▶ Data extracts:
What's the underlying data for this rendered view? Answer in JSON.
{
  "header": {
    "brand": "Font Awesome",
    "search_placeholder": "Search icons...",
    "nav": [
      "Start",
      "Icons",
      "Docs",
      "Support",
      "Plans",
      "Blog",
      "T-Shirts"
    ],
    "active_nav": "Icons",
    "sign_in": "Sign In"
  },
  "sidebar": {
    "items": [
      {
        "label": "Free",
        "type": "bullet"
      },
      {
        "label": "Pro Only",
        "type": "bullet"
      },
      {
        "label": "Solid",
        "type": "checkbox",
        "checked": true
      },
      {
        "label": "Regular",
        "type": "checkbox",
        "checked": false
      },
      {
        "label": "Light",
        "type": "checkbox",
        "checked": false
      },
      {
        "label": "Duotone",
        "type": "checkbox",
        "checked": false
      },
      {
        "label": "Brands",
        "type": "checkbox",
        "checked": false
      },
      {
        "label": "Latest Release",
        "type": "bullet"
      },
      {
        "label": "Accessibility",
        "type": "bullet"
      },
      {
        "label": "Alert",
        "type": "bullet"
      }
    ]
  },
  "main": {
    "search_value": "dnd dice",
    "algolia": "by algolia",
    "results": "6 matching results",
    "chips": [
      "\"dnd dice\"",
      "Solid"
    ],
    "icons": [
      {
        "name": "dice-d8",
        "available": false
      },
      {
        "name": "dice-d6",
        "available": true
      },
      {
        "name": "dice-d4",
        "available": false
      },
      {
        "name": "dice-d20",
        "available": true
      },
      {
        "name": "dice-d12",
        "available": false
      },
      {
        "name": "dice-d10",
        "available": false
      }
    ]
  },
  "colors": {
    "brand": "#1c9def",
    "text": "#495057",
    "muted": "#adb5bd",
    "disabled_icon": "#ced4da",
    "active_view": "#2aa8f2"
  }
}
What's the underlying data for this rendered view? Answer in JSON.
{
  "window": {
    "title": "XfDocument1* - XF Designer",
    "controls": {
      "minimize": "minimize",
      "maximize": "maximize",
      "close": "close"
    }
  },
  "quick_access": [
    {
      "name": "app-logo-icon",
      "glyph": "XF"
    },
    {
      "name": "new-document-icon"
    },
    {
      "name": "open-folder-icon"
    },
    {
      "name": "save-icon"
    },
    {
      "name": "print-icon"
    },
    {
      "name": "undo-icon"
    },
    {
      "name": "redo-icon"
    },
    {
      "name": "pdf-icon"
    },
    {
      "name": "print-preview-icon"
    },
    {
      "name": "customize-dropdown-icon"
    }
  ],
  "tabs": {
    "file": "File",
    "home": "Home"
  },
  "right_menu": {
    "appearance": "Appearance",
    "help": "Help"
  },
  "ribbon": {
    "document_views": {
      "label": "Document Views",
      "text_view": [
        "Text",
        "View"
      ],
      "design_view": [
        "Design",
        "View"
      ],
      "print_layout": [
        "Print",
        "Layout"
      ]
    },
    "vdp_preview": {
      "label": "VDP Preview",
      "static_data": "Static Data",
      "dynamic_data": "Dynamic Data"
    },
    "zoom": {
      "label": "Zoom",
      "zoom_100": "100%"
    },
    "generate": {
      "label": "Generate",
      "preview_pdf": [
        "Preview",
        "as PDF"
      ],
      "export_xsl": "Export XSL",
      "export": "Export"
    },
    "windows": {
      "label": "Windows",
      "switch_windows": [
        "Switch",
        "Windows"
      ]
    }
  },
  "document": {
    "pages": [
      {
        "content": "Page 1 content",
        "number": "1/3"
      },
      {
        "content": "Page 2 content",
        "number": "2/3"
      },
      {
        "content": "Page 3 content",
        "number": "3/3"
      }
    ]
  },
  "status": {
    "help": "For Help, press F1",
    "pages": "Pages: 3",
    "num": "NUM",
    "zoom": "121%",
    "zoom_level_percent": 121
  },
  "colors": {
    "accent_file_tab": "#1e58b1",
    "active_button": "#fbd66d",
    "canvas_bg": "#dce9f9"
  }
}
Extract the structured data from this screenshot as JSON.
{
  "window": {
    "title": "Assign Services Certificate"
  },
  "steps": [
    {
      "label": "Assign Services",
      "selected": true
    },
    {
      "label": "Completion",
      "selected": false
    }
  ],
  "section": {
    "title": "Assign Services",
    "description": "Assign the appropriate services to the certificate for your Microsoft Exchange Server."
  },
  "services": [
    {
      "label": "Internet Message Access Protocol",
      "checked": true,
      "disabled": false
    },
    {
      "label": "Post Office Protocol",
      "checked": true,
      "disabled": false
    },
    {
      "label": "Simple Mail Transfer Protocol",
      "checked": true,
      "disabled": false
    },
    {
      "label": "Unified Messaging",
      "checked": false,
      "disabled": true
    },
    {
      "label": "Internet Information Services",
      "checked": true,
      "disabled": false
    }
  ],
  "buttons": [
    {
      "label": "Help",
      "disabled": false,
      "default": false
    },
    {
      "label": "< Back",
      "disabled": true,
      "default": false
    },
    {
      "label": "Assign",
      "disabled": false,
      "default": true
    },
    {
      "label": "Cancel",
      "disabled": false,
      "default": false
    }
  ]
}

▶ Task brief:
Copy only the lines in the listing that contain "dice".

▶ Answer section:
    "search_value": "dnd dice",
      "\"dnd dice\"",
        "name": "dice-d8",
        "name": "dice-d6",
        "name": "dice-d4",
        "name": "dice-d20",
        "name": "dice-d12",
        "name": "dice-d10",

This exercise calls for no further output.